Adapted from:
LaBerta, Catherine. “System Software.” In Computers Are Your Future. 11th ed. Boston: Prentice Hall., 2010

Mithat Konar
Dec. 4, 2019

The Operating System

  • The operating system (OS) is a set of programs that coordinates:
    • Hardware functions
    • Interaction between application software and computer hardware

The Operating System

  • Five basic OS functions:
    • Starting the computer
    • Managing applications
    • Managing memory
    • Handling input and output device messages
    • Providing a user interface for communication

OS function 1: Starting the computer

  • OS's first job is to load itself into RAM
    • Called booting.

OS function 1: Starting the computer

Booting: six steps

Booting step 1: BIOS and EFI

  • Many computers use a BIOS (Basic Input/Output System) to begin the booting process.
  • The first thing that is loaded into memory and starts running when you turn on.
  • Manages some core hardware settings.
  • Handles the very first stages of the booting process.
  • Usually stored in flash memory or CMOS memory chip.

Booting step 1: BIOS and EFI

  • Most newer desktops and laptops use EFI (Extensible Firmware Interface) instead of a BIOS.
    • UEFI (Unified Extensible Firmware Interface) is one example.
  • Like a mini OS.
  • Does everything BIOS does.
  • Lets user run small utility applications that run on the Extensible Firmware Interface.
  • Considered more secure than traditional BIOS.

Booting step 2: Test the hardware

  • Many BIOS/EFIs initiate a power-on self-test (POST) or similar test.
  • Confirms that both the computer and its peripheral devices are working properly.

Booting step 3: Load the operating system

  • BIOS or EFI loads an OS's kernel into memory.
    • kernel: the central part of the OS.
    • Usually stored on main storage device.
  • The OS then loads remainder of what's needed.

Booting step 4: Check the system configuration

  • The OS checks the system configuration for device drivers.
    • device driver: utility program that enables communication between the OS and a peripheral device.
  • The OS installs and loads the needed drivers.

Booting step 5: Load system utilities

  • Antivirus software
  • Speaker volume control
  • Etc.

Booting step 6: Authenticate user

  • Final part of booting is to facilitate user authentication or login.
  • Typically a user name and password or fingerprint scan or special code.

OS function 2: Managing applications

  • Multitasking operating systems permit more than one application to run at the same time.
    • The foreground application is the active one.
    • The background applications appear inactive.

OS function 3: Managing memory

  • The OS
    • gives each program a portion of RAM memory.
    • keeps them from interfering with each other.

OS function 3: Managing memory

  • RAM is organized into pages: units of large fixed size.
  • Virtual memory uses a portion of the hard disk to extend RAM.
    • When RAM is full, the contents of the most inactive page or pages are temporarily moved to a swap file, a special hard disk file.
    • When the page is again needed, it is transferred back into RAM.
    • Transferring files between RAM and the hard disk is called paging.

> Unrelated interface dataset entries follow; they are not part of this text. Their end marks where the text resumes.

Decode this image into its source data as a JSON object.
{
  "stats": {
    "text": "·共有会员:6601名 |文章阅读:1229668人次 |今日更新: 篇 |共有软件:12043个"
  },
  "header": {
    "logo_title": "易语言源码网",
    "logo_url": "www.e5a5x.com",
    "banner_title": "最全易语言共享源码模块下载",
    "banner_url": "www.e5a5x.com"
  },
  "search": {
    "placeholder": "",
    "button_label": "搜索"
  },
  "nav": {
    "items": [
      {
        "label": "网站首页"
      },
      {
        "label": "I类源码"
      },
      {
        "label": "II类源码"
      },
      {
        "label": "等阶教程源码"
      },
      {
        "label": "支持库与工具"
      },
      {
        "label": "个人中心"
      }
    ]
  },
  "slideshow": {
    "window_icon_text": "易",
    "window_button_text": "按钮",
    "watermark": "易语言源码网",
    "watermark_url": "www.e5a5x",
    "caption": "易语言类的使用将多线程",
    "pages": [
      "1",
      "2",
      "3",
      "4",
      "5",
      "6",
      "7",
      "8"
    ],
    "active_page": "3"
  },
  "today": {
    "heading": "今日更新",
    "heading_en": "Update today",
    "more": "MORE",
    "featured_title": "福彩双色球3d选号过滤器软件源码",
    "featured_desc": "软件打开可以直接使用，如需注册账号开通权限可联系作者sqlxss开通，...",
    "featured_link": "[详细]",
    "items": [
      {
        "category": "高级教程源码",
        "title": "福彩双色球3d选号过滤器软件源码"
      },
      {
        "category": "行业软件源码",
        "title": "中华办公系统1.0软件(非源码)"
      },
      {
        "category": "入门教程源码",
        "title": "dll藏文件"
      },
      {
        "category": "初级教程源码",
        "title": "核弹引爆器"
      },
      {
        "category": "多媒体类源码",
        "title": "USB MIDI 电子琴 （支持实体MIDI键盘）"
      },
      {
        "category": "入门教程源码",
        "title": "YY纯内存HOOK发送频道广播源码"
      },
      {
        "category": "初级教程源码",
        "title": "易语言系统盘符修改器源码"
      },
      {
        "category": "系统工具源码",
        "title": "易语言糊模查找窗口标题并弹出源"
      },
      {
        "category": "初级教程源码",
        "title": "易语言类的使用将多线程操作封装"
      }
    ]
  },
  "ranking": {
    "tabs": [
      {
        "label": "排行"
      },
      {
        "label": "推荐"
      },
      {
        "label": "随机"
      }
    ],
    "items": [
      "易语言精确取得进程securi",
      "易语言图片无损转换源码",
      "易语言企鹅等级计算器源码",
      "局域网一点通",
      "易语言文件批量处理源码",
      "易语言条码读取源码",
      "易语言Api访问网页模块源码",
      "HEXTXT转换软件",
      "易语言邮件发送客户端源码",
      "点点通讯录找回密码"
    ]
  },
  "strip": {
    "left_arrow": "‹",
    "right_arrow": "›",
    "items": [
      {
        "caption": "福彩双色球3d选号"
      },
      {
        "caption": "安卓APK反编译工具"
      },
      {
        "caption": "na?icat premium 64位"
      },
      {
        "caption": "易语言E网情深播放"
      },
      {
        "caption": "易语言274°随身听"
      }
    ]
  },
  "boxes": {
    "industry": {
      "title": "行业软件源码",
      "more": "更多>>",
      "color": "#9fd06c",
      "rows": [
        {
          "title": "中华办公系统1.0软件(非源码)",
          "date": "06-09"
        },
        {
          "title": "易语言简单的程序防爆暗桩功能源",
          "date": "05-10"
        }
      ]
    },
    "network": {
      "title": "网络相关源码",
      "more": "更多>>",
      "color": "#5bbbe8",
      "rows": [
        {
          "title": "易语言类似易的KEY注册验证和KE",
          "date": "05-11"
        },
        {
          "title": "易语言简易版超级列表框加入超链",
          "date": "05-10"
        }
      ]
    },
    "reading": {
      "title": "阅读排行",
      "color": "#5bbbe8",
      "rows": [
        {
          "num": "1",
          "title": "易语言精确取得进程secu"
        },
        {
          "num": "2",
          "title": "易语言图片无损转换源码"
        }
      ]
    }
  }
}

Virtual memory

OS function 3: Managing memory

  • Adding more RAM is often a good way to improve computer performance because:
    • Paging slows the computer.
    • Accessing data from the hard disk is slower than accessing it from RAM.

OS function 4: Handling input and output

  • Applications access input and output devices via the OS.
  • Device drivers enable communication between the OS and input and output (and other) devices.

OS function 5: Provide a user interface

  • The user interface allows the user to:
    • Start application programs
    • Manage storage devices
    • Safely shut down the computer
    • Perform other interactions

User interfaces

a) graphical, b) menu-driven, and c) command-line user interfaces

OS function 5: Provide a user interface

  • Types of user interfaces:
    • graphical user interface (GUI) uses icons and other visual metaphors.
    • menu-driven interface:
      • Provides text-based menus.
      • Displays available user options.
    • command-line interface:
      • Requires the user to type commands to instruct the OS to perform the desired actions.
computer_basics/operating_system_fundamentals.txt · Last modified: 2019/12/06 05:11 by mithat